Patient-mounted needle guide devices for percutaneous ablation are vulnerable to patient motion. The objective of this study is to develop and evaluate a software system for an MRI-compatible patient-mounted needle guide device that can adaptively compensate for displacement of the device due to patient motion using a novel image-based automatic device-to-image registration technique. We have developed a software system for an MRI-compatible patient-mounted needle guide device for percutaneous ablation. It features fully-automated image-based device-to-image registration to track the device position, and a device controller to adjust the needle trajectory to compensate for the displacement of the device. We performed: (a) a phantom study using a clinical MR scanner to evaluate registration performance; (b) simulations using intraoperative time-series MR data acquired in 20 clinical cases of MRI-guided renal cryoablations to assess its impact on motion compensation; and (c) a pilot clinical study in three patients to test its feasibility during the clinical procedure. FRE, TRE, and success rate of device-to-image registration were [Formula: see text] mm, [Formula: see text] mm, and 98.3% for the phantom images. The simulation study showed that the motion compensation reduced the targeting error for needle placement from 8.2 mm to 5.4 mm (p < 0.0005) in patients under general anesthesia (GA), and from 14.4 mm to 10.0 mm ([Formula: see text]) in patients under monitored anesthesia care (MAC). The pilot study showed that the software registered the device successfully in a clinical setting.

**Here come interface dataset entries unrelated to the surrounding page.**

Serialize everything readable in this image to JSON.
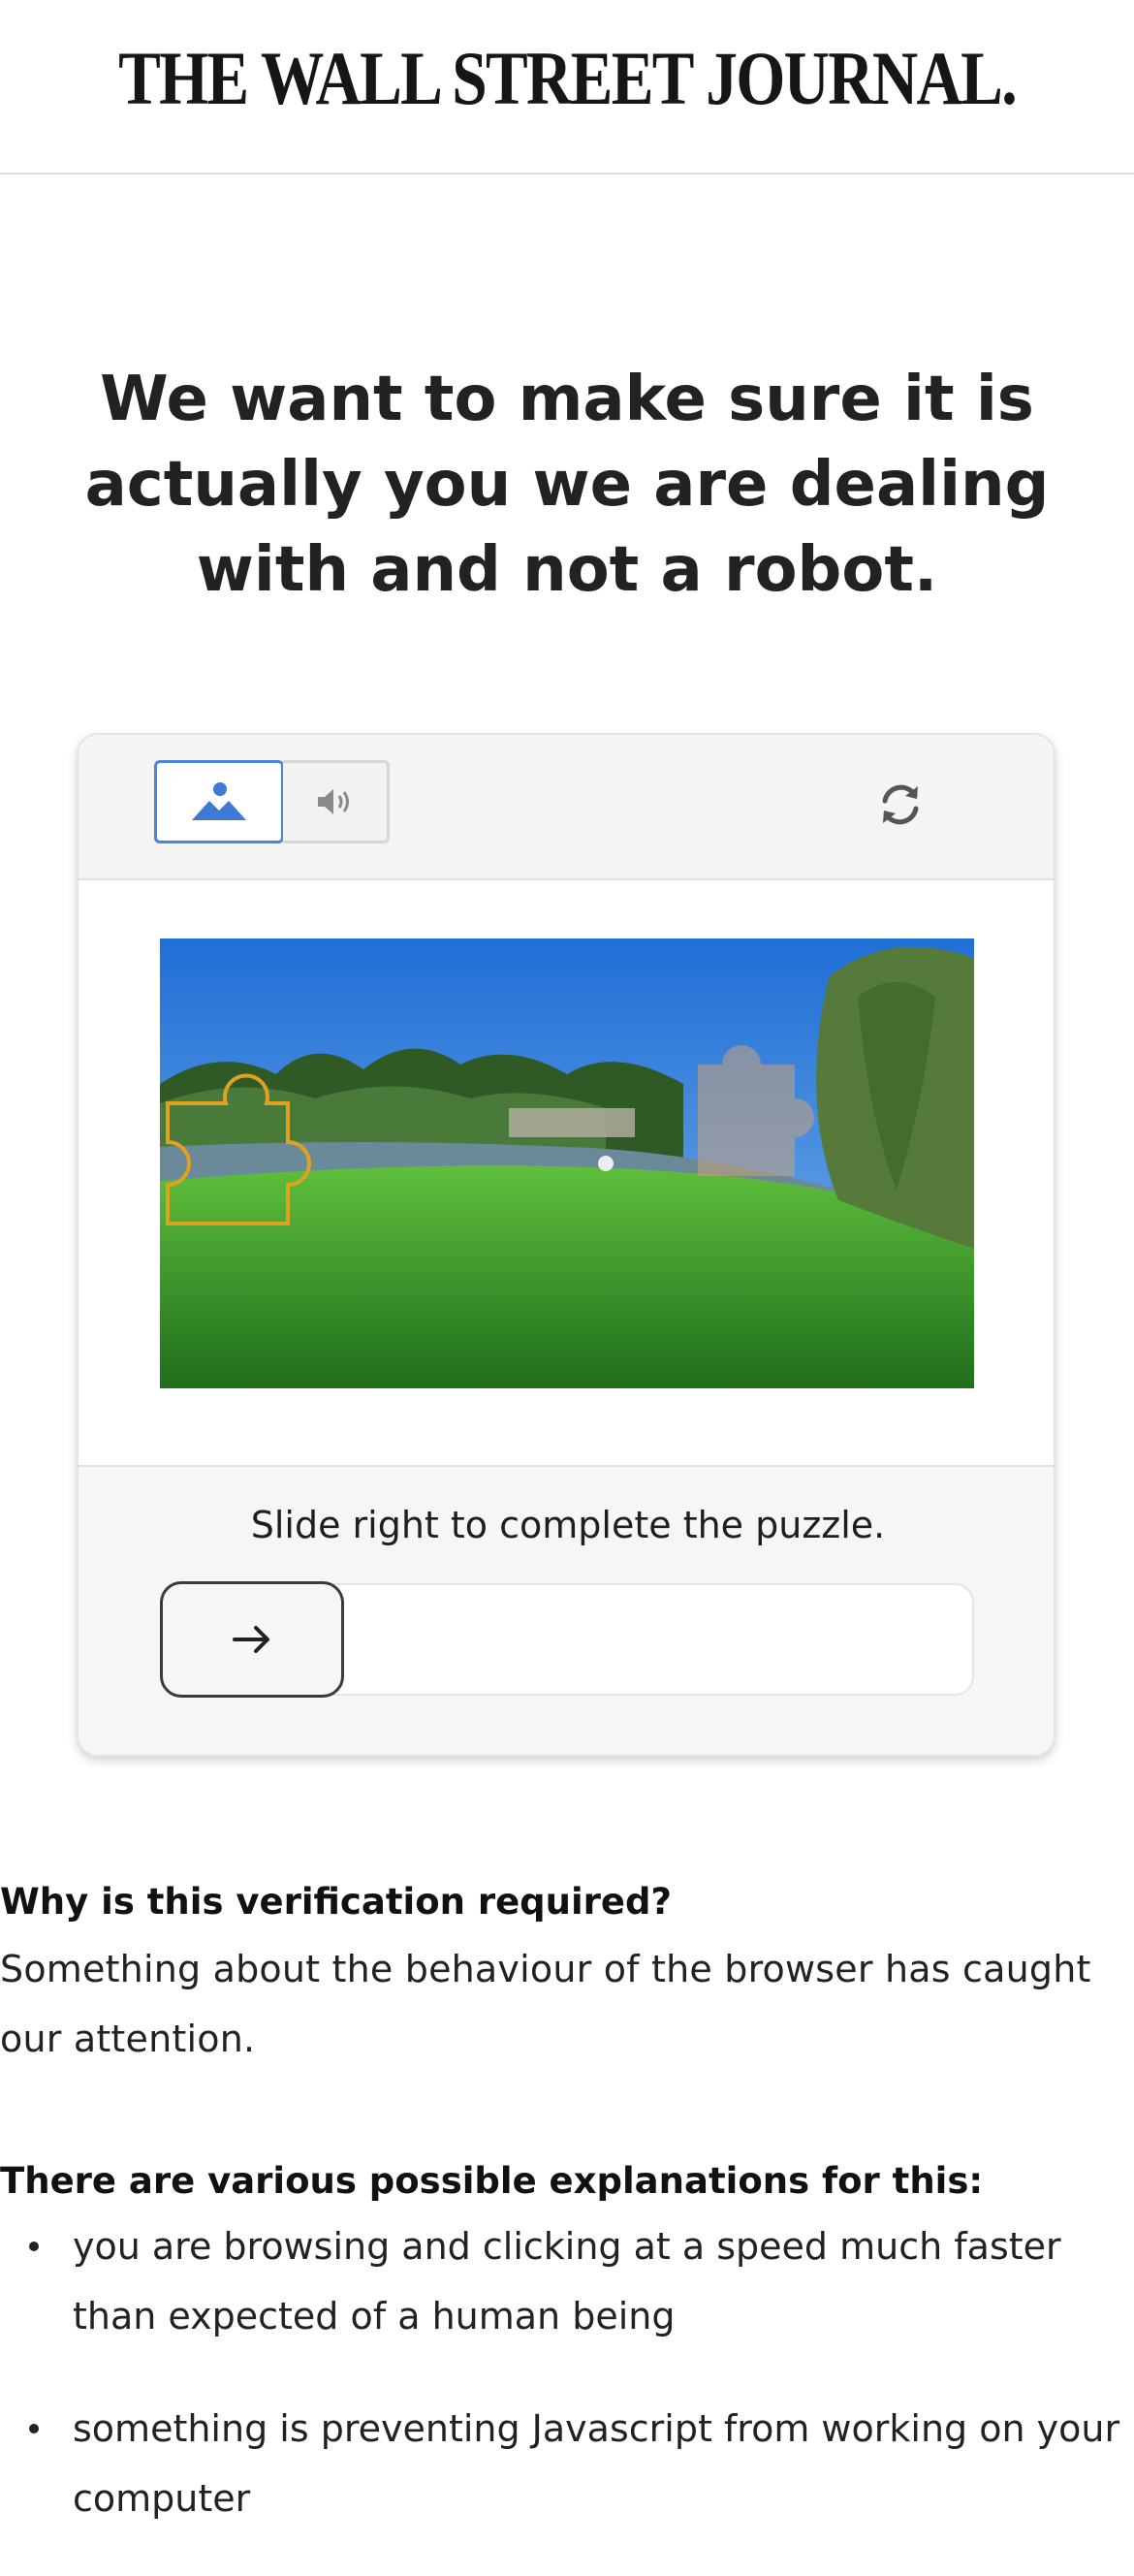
{
  "header": {
    "logo_text": "THE WALL STREET JOURNAL."
  },
  "headline": "We want to make sure it is actually you we are dealing with and not a robot.",
  "captcha": {
    "mode_image_icon": "image-mode-icon",
    "mode_audio_icon": "audio-mode-icon",
    "refresh_icon": "refresh-icon",
    "instruction": "Slide right to complete the puzzle.",
    "slider_handle_icon": "arrow-right-icon",
    "accent_color": "#4a86d8"
  },
  "explanation": {
    "why_heading": "Why is this verification required?",
    "why_text": "Something about the behaviour of the browser has caught our attention.",
    "reasons_heading": "There are various possible explanations for this:",
    "reasons": [
      "you are browsing and clicking at a speed much faster than expected of a human being",
      "something is preventing Javascript from working on your computer"
    ]
  }
}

Our simulation study demonstrated that the software system could significantly improve targeting accuracy in patients treated under both MAC and GA. Intraprocedural image-based device-to-image registration was feasible.